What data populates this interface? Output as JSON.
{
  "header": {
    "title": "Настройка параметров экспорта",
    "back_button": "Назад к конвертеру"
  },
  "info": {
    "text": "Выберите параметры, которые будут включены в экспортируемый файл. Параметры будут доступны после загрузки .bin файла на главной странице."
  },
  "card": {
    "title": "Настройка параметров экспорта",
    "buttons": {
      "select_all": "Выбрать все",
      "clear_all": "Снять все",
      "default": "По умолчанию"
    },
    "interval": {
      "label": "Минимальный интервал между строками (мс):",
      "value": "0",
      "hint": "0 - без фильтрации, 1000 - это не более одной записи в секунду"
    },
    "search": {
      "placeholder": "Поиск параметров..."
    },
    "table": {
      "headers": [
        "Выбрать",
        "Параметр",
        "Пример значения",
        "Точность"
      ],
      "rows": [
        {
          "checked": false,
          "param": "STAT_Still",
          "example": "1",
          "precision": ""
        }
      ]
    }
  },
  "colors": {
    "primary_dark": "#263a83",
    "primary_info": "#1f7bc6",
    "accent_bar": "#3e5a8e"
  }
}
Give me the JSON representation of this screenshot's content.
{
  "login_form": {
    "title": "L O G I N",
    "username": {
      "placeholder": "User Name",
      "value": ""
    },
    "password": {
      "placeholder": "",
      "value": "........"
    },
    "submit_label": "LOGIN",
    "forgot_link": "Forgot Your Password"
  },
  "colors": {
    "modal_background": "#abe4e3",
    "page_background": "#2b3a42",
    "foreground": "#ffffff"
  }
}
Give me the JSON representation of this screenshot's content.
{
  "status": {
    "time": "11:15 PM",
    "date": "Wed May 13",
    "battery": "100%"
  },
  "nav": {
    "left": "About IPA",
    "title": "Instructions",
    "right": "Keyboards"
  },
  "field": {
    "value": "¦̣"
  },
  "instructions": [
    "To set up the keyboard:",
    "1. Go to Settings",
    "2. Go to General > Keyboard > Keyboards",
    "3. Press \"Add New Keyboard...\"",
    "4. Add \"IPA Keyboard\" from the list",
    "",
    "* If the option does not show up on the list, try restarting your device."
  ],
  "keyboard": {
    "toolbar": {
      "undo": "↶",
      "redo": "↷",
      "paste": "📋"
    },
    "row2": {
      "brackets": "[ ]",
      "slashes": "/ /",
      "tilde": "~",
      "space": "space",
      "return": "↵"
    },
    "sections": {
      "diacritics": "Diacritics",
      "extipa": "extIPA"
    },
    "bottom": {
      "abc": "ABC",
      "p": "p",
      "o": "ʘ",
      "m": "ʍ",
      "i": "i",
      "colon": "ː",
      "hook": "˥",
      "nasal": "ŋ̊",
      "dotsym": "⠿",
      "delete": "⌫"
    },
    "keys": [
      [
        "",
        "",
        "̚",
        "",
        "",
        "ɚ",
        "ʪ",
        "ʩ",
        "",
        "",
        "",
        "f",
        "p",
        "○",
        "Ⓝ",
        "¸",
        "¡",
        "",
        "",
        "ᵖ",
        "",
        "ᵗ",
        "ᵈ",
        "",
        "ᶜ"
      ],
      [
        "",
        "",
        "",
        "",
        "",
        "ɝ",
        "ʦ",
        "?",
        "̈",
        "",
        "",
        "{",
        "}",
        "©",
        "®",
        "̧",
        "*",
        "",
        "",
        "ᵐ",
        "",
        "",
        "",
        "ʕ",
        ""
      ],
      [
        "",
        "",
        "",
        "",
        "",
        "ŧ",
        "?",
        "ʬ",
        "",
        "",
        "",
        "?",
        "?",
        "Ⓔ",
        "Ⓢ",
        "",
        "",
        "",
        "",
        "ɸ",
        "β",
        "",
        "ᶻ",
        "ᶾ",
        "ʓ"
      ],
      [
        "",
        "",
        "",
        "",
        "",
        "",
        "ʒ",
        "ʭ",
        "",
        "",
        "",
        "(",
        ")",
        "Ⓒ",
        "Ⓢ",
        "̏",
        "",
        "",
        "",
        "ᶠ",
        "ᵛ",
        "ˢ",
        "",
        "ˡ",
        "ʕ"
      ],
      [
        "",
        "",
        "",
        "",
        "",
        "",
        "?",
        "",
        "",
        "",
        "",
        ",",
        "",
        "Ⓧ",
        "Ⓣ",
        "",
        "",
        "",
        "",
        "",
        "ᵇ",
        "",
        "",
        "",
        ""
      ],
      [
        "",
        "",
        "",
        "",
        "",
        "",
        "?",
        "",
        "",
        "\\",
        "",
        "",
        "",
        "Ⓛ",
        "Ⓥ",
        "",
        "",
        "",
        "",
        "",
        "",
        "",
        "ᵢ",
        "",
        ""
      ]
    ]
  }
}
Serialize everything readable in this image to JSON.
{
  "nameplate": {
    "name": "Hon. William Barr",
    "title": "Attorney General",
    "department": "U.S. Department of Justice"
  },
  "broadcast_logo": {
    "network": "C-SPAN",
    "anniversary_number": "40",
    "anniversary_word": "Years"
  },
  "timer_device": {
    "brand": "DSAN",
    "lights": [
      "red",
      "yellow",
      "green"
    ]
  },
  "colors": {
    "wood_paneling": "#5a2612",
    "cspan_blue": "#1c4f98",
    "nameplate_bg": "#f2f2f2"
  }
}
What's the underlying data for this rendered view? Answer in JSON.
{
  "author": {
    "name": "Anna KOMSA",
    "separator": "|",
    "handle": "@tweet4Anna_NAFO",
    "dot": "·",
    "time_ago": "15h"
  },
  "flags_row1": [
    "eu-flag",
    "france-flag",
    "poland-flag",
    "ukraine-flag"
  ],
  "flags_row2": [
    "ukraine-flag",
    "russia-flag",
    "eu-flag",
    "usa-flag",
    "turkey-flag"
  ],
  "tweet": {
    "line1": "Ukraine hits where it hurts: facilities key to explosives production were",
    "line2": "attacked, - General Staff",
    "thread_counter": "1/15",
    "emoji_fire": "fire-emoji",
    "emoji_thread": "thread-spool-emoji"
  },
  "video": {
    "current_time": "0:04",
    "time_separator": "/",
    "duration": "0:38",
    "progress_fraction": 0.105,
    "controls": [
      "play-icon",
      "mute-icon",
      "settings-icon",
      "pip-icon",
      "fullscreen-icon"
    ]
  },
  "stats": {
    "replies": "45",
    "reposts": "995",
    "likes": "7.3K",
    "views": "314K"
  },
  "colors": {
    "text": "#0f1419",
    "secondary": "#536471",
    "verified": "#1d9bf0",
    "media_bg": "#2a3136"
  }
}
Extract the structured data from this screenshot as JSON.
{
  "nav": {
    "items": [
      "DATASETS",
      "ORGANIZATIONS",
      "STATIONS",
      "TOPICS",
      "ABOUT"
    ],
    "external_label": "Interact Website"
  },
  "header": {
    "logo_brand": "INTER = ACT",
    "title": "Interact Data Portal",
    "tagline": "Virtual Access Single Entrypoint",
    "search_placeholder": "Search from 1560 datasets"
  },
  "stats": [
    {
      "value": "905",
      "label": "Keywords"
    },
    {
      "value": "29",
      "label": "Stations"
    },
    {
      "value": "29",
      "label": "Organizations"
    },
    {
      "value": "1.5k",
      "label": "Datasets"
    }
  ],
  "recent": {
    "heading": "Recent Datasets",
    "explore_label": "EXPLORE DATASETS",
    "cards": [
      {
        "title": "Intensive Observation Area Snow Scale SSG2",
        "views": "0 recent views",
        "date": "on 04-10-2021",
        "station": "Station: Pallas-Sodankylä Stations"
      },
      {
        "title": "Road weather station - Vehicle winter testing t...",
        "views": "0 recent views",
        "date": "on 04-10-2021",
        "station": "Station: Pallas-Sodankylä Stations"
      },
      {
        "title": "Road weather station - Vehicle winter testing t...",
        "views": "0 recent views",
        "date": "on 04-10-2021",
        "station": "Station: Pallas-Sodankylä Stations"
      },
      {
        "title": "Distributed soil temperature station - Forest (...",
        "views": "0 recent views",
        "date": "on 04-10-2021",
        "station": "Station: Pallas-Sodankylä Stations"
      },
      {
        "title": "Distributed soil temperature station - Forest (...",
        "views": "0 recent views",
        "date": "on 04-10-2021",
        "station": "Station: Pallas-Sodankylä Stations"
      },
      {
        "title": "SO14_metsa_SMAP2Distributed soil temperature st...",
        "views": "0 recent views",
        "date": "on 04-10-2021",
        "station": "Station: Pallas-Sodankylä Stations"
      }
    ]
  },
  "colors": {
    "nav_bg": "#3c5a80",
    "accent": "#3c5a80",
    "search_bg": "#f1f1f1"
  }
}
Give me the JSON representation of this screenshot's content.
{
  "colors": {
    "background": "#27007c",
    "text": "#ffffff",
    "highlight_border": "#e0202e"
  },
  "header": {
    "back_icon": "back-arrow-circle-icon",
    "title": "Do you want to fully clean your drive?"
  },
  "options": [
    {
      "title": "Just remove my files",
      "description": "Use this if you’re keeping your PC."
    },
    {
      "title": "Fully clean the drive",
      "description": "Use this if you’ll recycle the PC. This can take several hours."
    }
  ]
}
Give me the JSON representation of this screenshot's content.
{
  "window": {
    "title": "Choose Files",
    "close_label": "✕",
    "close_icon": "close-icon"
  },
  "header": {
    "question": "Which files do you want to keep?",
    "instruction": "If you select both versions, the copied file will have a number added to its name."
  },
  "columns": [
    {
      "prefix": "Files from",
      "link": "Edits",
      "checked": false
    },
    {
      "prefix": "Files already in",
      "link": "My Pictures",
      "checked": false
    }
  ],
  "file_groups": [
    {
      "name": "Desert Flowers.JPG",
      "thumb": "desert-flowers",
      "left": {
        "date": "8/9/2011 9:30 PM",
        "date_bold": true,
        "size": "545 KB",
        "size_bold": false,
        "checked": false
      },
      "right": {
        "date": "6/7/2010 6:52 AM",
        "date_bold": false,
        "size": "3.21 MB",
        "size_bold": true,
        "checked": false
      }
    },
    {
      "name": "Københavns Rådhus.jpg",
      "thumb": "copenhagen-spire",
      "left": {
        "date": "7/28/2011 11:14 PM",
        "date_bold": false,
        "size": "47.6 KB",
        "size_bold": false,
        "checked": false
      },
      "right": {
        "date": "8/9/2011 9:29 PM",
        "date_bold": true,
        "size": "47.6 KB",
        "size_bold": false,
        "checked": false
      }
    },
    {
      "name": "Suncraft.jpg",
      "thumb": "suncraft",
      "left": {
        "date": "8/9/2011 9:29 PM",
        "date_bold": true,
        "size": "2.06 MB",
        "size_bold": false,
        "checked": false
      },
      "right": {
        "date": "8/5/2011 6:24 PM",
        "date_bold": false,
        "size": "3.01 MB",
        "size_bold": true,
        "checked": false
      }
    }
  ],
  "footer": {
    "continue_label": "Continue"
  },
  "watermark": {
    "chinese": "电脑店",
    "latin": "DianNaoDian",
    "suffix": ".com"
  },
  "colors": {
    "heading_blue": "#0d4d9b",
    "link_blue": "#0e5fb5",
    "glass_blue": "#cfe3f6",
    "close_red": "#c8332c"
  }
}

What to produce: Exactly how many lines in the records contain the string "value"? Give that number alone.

Your response: 8